(Interface dataset entries)
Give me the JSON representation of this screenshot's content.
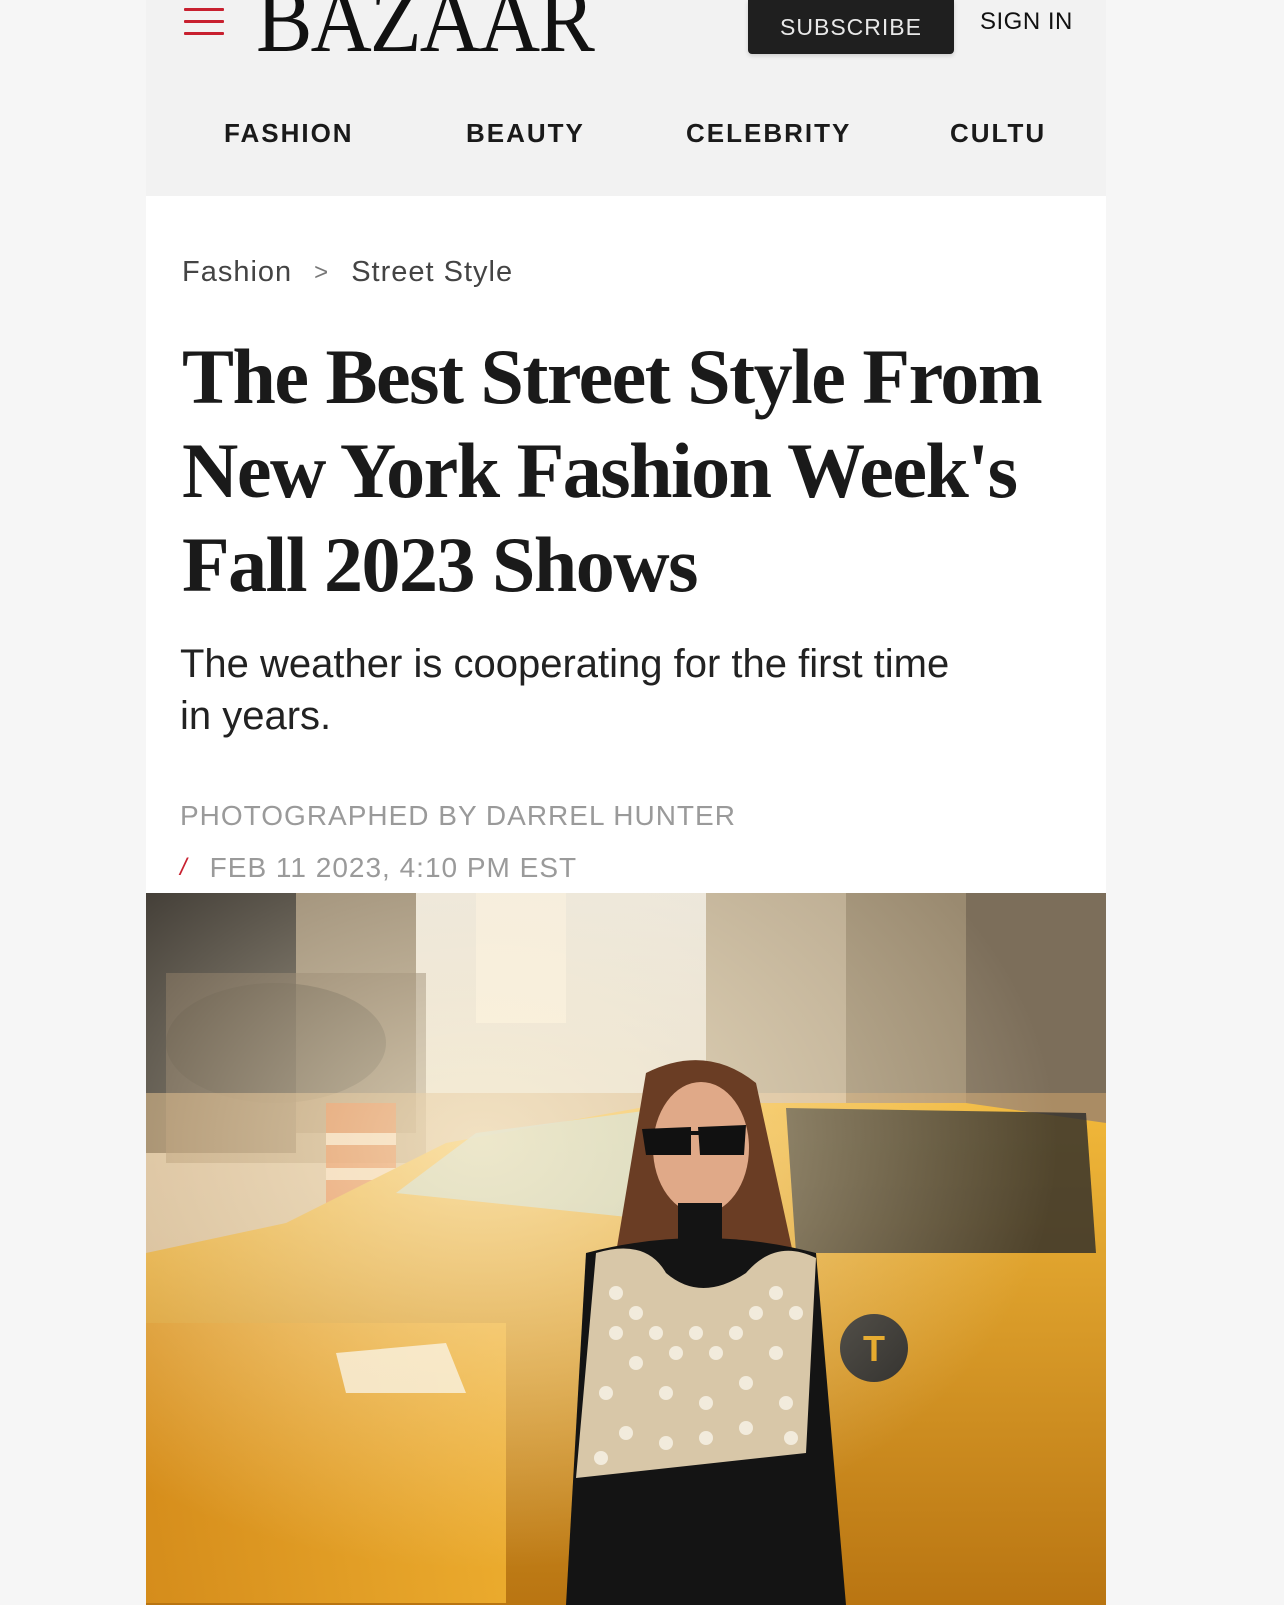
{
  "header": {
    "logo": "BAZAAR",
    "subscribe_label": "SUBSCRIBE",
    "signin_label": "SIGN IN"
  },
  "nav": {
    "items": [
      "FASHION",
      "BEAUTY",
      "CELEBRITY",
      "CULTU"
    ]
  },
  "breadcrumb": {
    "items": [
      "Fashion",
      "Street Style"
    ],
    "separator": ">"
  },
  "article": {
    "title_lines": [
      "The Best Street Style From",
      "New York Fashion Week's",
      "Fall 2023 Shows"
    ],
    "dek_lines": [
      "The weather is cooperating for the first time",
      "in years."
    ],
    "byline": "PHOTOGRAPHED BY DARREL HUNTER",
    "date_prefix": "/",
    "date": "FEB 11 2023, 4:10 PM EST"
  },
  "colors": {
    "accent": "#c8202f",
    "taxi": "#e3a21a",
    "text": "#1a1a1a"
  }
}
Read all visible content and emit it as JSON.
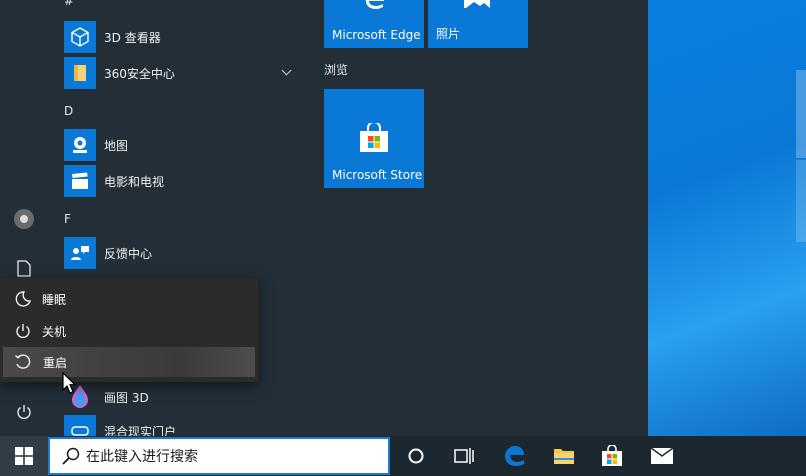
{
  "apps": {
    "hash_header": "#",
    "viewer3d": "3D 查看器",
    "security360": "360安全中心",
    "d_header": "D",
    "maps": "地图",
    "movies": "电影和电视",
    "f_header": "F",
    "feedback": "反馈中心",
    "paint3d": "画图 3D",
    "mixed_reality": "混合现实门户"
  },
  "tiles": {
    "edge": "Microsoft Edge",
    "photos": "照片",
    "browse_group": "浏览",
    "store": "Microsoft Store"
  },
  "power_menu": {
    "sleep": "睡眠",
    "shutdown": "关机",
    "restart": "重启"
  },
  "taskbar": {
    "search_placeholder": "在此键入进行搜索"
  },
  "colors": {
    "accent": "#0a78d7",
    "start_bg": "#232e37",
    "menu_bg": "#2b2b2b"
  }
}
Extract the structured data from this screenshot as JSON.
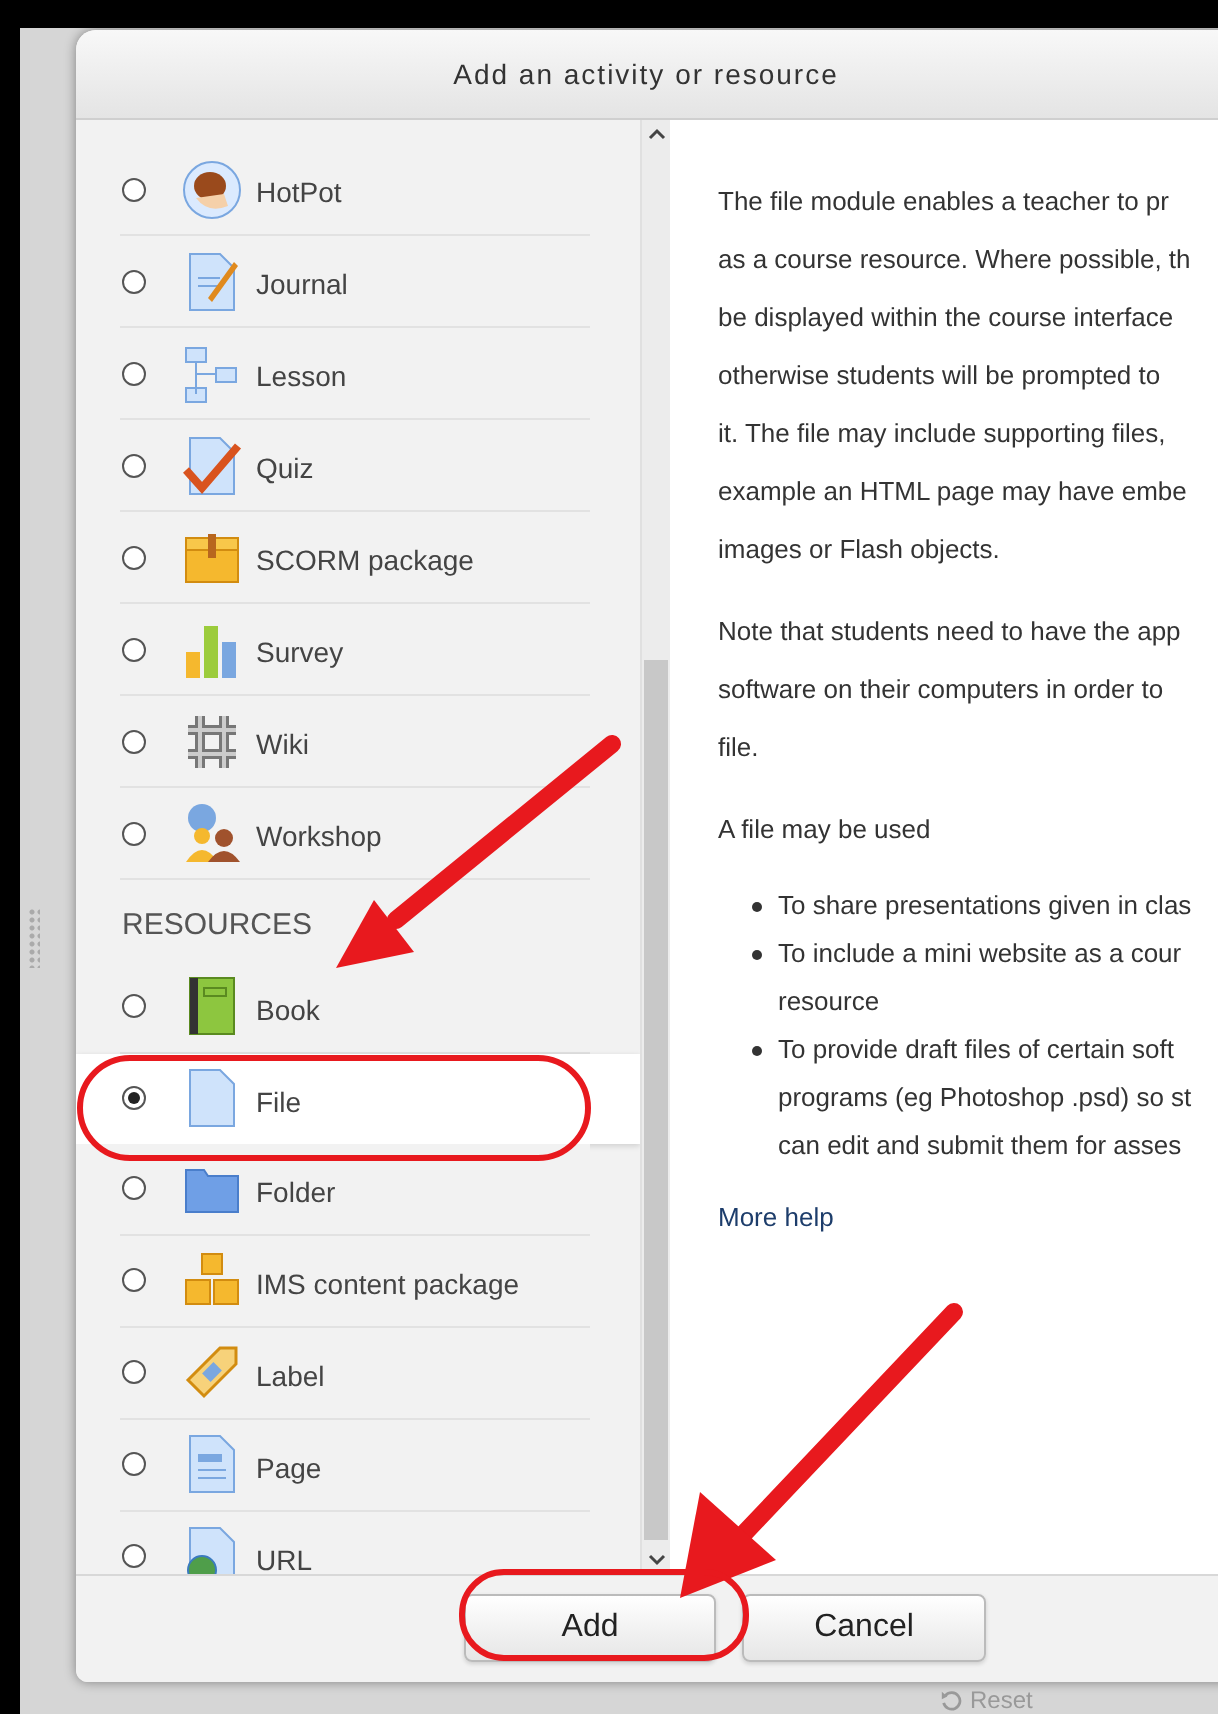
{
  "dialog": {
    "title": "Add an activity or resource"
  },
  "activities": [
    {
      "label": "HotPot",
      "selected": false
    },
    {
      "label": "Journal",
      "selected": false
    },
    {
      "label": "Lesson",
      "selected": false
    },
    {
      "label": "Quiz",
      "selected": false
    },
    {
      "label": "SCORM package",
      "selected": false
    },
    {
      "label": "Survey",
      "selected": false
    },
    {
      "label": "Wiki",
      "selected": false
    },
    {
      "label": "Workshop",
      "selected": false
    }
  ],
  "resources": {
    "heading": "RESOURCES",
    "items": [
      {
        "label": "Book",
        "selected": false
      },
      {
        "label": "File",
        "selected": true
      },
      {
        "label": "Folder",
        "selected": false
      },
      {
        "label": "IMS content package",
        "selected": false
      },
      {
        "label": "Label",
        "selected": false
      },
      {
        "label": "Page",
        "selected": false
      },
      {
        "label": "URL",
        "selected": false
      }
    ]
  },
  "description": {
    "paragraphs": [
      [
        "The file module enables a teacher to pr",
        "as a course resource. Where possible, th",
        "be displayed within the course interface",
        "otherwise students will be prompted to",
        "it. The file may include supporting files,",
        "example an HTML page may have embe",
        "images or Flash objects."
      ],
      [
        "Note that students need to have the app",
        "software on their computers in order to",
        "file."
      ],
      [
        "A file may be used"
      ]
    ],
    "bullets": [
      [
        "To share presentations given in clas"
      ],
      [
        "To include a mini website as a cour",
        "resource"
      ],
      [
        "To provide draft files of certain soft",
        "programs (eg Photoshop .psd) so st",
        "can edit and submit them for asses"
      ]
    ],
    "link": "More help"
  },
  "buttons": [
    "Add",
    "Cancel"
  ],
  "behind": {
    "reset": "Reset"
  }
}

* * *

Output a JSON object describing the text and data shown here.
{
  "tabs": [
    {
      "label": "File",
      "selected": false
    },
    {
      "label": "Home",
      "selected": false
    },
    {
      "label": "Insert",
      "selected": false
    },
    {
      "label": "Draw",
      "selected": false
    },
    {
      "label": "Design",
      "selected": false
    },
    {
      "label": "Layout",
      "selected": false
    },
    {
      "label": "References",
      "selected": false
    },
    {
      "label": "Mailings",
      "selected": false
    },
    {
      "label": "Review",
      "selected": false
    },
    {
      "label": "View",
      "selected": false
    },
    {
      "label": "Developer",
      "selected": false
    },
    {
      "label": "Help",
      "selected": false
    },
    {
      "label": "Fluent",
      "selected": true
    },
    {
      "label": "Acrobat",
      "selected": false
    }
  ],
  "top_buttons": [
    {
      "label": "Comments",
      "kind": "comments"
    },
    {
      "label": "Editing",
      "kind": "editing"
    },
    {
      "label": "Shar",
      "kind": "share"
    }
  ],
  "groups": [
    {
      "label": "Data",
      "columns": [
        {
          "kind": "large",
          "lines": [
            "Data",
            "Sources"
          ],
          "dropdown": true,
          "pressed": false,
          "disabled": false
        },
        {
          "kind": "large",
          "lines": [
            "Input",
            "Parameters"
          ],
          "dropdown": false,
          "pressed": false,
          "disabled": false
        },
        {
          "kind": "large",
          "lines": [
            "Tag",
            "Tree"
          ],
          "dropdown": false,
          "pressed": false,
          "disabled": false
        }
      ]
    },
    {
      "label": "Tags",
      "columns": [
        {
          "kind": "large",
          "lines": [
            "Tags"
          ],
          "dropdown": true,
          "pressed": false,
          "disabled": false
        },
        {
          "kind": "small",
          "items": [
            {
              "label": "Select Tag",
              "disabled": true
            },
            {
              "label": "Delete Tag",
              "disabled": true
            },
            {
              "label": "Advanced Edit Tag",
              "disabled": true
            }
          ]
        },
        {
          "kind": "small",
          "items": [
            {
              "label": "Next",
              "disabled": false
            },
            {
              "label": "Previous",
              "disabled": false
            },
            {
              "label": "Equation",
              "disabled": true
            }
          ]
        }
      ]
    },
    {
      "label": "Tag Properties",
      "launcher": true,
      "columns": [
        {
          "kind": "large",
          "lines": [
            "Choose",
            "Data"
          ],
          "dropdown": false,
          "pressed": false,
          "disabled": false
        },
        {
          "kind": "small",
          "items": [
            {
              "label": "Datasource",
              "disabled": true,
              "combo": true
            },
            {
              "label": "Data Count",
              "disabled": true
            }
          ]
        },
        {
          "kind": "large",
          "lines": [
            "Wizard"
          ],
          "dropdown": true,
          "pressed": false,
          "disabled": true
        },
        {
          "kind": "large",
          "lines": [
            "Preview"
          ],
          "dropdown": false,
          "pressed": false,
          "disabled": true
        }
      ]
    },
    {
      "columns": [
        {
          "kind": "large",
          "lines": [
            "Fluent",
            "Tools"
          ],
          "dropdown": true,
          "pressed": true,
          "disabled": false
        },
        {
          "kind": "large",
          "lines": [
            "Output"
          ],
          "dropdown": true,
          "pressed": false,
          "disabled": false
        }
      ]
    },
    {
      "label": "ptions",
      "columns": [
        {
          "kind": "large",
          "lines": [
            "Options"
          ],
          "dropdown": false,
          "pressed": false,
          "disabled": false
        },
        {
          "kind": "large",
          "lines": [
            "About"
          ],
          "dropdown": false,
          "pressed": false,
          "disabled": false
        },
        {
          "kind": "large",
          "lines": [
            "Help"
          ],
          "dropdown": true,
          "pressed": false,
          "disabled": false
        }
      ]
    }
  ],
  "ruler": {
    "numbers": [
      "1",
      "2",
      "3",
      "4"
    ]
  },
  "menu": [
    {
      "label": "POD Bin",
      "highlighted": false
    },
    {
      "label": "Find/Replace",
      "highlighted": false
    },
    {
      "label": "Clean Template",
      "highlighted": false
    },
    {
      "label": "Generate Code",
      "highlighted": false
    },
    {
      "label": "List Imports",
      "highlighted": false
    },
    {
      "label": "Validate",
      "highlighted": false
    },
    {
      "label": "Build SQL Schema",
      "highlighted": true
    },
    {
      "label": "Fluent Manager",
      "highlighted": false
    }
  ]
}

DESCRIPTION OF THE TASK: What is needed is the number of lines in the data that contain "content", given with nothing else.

RESULT FOR THIS TASK: 3